STUDY MATERIAL START

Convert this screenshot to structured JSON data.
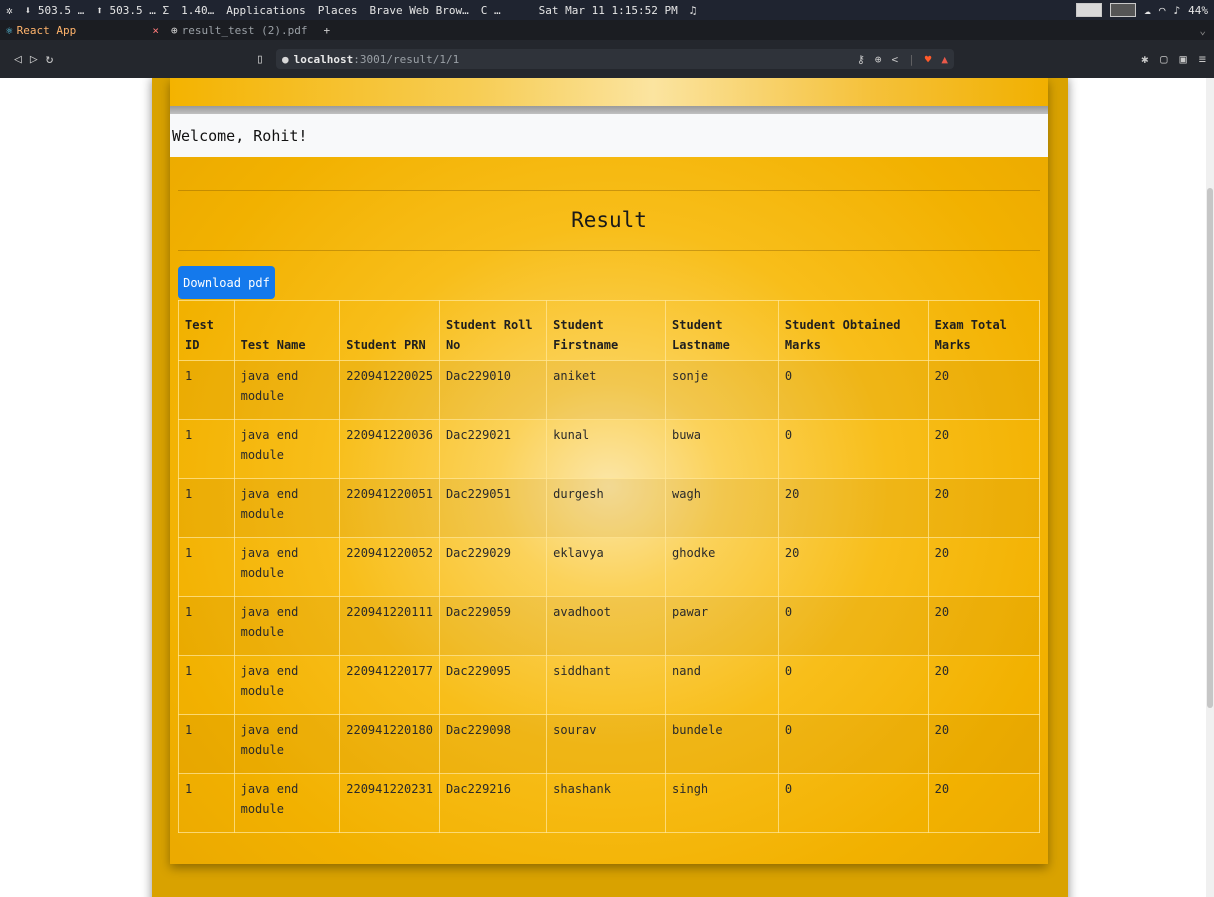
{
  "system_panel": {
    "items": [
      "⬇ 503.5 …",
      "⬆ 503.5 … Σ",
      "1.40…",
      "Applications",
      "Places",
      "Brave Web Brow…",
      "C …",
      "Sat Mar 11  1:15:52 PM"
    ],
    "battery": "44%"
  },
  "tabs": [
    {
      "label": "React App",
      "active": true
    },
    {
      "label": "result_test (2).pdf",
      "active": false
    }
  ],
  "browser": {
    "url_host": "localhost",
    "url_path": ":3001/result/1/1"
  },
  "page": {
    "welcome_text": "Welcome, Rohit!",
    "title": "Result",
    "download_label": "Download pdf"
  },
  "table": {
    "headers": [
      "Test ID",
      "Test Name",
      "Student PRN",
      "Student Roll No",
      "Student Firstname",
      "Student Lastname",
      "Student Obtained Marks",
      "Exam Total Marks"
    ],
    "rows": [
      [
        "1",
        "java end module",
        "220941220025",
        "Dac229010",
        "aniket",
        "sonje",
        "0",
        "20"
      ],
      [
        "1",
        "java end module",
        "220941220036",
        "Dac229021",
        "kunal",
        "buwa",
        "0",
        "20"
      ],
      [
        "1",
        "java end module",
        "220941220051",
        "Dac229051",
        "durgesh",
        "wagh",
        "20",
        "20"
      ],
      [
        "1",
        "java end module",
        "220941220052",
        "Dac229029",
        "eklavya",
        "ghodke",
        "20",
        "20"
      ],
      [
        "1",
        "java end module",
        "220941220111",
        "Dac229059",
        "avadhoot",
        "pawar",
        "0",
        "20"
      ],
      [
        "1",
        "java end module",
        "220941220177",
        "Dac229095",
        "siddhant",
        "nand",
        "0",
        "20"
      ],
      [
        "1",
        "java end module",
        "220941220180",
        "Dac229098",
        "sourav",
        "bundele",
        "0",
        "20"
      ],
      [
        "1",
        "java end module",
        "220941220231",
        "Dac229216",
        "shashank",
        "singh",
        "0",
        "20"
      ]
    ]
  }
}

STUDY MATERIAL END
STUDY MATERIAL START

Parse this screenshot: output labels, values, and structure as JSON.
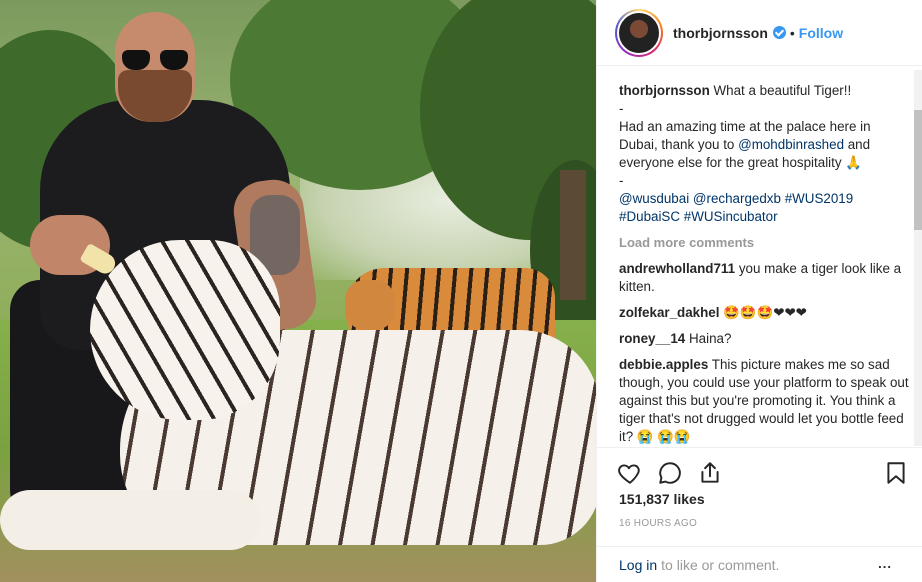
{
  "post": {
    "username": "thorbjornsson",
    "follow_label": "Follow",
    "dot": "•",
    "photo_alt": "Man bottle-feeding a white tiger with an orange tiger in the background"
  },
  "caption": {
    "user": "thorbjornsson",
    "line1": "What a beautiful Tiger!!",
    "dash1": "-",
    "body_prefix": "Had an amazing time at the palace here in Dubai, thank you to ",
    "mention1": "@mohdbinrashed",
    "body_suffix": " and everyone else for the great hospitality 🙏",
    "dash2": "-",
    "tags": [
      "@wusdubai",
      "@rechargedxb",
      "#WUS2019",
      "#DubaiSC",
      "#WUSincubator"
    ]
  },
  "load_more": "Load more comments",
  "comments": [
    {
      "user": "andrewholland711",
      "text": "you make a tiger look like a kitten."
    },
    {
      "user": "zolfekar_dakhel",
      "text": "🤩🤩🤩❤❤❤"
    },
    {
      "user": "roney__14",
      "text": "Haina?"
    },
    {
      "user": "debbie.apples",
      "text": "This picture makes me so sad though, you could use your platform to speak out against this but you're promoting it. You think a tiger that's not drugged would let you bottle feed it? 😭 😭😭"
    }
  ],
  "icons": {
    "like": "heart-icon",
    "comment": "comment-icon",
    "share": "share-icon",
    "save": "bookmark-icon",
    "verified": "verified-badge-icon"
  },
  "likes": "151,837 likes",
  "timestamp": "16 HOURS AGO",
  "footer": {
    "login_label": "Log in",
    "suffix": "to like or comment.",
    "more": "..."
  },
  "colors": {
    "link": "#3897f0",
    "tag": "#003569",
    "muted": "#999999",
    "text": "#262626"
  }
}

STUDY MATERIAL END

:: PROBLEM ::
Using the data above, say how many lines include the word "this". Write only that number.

:: YOUR SOLUTION ::
3